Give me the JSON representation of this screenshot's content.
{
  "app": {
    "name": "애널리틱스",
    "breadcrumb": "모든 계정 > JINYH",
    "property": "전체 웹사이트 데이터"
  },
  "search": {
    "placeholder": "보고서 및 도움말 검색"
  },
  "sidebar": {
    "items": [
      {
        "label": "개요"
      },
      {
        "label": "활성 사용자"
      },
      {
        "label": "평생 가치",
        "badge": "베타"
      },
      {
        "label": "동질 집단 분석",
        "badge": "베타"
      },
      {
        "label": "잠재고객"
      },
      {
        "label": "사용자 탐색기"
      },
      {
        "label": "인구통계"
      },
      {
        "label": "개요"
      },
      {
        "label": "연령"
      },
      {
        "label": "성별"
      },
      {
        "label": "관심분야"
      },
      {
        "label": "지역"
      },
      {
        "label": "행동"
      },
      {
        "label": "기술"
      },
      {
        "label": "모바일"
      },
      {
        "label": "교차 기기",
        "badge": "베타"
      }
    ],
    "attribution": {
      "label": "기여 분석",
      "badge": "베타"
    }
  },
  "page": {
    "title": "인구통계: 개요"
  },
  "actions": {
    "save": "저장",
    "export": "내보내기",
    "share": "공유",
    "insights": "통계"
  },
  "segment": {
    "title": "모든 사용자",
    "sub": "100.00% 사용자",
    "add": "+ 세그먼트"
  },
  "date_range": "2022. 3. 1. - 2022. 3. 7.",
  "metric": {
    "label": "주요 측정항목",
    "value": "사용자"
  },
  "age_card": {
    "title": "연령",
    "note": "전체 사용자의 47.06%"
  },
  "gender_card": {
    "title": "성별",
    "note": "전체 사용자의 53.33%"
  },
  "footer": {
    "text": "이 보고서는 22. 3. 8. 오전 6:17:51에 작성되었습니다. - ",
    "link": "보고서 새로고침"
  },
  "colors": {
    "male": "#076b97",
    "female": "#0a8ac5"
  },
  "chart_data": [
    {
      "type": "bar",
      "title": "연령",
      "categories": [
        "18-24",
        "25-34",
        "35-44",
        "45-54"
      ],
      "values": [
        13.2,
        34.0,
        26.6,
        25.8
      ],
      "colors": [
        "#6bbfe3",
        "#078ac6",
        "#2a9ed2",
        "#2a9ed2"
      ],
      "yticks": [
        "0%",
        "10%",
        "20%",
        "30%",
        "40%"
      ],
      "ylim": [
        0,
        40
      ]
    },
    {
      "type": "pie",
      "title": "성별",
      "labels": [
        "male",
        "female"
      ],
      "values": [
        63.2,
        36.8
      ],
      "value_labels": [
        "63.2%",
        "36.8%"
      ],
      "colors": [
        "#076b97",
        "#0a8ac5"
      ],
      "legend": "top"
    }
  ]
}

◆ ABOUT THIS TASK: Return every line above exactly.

◆ WRITTEN ANSWER:
Give me the JSON representation of this screenshot's content.
{
  "app": {
    "name": "애널리틱스",
    "breadcrumb": "모든 계정 > JINYH",
    "property": "전체 웹사이트 데이터"
  },
  "search": {
    "placeholder": "보고서 및 도움말 검색"
  },
  "sidebar": {
    "items": [
      {
        "label": "개요"
      },
      {
        "label": "활성 사용자"
      },
      {
        "label": "평생 가치",
        "badge": "베타"
      },
      {
        "label": "동질 집단 분석",
        "badge": "베타"
      },
      {
        "label": "잠재고객"
      },
      {
        "label": "사용자 탐색기"
      },
      {
        "label": "인구통계"
      },
      {
        "label": "개요"
      },
      {
        "label": "연령"
      },
      {
        "label": "성별"
      },
      {
        "label": "관심분야"
      },
      {
        "label": "지역"
      },
      {
        "label": "행동"
      },
      {
        "label": "기술"
      },
      {
        "label": "모바일"
      },
      {
        "label": "교차 기기",
        "badge": "베타"
      }
    ],
    "attribution": {
      "label": "기여 분석",
      "badge": "베타"
    }
  },
  "page": {
    "title": "인구통계: 개요"
  },
  "actions": {
    "save": "저장",
    "export": "내보내기",
    "share": "공유",
    "insights": "통계"
  },
  "segment": {
    "title": "모든 사용자",
    "sub": "100.00% 사용자",
    "add": "+ 세그먼트"
  },
  "date_range": "2022. 3. 1. - 2022. 3. 7.",
  "metric": {
    "label": "주요 측정항목",
    "value": "사용자"
  },
  "age_card": {
    "title": "연령",
    "note": "전체 사용자의 47.06%"
  },
  "gender_card": {
    "title": "성별",
    "note": "전체 사용자의 53.33%"
  },
  "footer": {
    "text": "이 보고서는 22. 3. 8. 오전 6:17:51에 작성되었습니다. - ",
    "link": "보고서 새로고침"
  },
  "colors": {
    "male": "#076b97",
    "female": "#0a8ac5"
  },
  "chart_data": [
    {
      "type": "bar",
      "title": "연령",
      "categories": [
        "18-24",
        "25-34",
        "35-44",
        "45-54"
      ],
      "values": [
        13.2,
        34.0,
        26.6,
        25.8
      ],
      "colors": [
        "#6bbfe3",
        "#078ac6",
        "#2a9ed2",
        "#2a9ed2"
      ],
      "yticks": [
        "0%",
        "10%",
        "20%",
        "30%",
        "40%"
      ],
      "ylim": [
        0,
        40
      ]
    },
    {
      "type": "pie",
      "title": "성별",
      "labels": [
        "male",
        "female"
      ],
      "values": [
        63.2,
        36.8
      ],
      "value_labels": [
        "63.2%",
        "36.8%"
      ],
      "colors": [
        "#076b97",
        "#0a8ac5"
      ],
      "legend": "top"
    }
  ]
}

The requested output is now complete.